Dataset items
———

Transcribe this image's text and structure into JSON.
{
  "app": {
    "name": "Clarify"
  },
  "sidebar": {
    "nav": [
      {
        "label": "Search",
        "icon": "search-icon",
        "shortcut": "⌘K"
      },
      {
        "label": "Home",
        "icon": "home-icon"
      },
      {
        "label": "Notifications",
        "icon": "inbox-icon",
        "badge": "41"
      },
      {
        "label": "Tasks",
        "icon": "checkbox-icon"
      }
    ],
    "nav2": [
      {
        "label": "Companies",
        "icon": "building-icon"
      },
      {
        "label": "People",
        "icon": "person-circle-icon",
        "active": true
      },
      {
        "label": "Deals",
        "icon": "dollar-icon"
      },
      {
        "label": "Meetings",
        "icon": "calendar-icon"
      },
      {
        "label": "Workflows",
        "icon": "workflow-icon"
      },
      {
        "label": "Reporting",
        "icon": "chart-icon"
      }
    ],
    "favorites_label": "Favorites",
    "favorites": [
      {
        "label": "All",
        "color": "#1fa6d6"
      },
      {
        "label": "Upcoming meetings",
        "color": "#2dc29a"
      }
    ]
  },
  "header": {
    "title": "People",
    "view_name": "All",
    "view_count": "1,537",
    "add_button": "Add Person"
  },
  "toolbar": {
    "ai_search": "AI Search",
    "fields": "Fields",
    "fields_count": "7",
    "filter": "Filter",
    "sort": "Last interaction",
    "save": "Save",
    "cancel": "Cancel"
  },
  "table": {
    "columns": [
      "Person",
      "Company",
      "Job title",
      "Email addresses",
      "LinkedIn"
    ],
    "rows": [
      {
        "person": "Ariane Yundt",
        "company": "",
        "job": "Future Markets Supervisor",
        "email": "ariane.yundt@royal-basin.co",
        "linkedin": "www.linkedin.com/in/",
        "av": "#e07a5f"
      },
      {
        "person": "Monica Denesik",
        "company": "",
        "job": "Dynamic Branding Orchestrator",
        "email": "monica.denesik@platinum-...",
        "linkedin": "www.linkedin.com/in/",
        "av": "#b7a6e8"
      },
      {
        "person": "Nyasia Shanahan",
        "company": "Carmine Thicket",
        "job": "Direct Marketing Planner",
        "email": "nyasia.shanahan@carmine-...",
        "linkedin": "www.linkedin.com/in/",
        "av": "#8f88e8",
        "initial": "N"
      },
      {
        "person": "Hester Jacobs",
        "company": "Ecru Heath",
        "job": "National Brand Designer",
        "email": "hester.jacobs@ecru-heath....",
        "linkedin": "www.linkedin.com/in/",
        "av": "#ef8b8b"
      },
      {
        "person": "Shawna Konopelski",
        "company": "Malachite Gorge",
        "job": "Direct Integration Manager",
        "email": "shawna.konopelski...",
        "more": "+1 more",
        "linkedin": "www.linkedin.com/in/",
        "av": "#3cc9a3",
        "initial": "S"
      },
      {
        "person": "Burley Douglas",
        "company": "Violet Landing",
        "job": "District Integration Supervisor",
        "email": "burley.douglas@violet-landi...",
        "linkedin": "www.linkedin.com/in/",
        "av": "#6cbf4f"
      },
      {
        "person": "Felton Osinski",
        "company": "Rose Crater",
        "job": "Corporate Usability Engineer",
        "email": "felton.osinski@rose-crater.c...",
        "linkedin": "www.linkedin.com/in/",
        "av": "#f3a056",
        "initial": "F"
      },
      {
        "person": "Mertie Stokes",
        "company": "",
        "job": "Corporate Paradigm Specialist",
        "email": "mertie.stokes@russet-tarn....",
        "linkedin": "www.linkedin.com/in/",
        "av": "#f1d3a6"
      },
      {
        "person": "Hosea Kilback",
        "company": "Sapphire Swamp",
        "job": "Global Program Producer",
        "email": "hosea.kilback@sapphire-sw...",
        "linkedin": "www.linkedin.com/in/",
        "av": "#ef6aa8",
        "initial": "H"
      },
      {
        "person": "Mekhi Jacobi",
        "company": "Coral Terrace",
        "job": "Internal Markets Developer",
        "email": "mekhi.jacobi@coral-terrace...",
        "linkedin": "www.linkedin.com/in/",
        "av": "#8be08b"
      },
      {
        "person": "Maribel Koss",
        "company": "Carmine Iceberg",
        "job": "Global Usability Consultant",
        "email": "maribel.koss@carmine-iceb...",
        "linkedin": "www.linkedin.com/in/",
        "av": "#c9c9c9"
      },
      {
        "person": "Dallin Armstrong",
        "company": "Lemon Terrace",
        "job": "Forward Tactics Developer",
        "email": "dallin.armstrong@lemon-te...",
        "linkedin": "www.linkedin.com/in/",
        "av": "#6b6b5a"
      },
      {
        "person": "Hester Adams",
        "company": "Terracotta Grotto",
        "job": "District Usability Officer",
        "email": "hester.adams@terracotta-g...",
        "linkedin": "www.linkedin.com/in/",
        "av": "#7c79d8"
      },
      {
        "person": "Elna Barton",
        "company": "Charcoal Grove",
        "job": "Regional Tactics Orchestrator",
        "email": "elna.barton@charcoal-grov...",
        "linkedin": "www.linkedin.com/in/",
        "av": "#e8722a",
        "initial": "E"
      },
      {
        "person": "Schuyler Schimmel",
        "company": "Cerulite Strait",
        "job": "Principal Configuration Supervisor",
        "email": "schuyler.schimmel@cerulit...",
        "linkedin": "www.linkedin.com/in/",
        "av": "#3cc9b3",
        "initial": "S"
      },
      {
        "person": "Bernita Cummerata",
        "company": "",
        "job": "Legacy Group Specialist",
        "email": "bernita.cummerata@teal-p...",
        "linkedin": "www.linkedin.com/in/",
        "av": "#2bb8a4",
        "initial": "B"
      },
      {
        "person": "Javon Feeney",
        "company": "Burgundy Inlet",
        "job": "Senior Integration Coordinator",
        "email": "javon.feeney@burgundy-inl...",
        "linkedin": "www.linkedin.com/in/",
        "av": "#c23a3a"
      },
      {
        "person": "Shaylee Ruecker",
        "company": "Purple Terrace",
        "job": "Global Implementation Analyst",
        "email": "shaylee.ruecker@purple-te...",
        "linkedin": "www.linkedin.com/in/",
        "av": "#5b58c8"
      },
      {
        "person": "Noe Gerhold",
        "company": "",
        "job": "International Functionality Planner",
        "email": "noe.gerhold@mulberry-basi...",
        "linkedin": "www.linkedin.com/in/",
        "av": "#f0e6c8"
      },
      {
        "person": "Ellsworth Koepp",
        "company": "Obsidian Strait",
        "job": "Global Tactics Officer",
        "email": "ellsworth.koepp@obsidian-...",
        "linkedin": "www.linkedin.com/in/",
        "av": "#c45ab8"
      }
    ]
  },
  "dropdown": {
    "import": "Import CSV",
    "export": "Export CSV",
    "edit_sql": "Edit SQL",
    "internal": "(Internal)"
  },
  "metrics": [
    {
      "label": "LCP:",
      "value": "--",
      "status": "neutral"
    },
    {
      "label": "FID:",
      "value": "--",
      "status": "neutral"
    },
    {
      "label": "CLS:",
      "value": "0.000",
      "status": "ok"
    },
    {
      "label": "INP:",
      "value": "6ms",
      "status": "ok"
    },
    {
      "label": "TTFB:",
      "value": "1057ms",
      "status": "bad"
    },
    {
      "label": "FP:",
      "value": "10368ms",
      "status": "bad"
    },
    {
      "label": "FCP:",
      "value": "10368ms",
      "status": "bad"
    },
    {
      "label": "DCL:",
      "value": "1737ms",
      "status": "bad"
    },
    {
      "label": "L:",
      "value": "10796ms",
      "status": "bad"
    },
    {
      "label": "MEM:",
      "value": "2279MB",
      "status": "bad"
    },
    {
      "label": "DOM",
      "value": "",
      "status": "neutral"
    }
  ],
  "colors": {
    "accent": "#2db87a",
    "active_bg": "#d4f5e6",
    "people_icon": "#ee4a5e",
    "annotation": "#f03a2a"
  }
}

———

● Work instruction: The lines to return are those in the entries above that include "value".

● Exercise answer:
      "value": "--",
      "value": "--",
      "value": "0.000",
      "value": "6ms",
      "value": "1057ms",
      "value": "10368ms",
      "value": "10368ms",
      "value": "1737ms",
      "value": "10796ms",
      "value": "2279MB",
      "value": "",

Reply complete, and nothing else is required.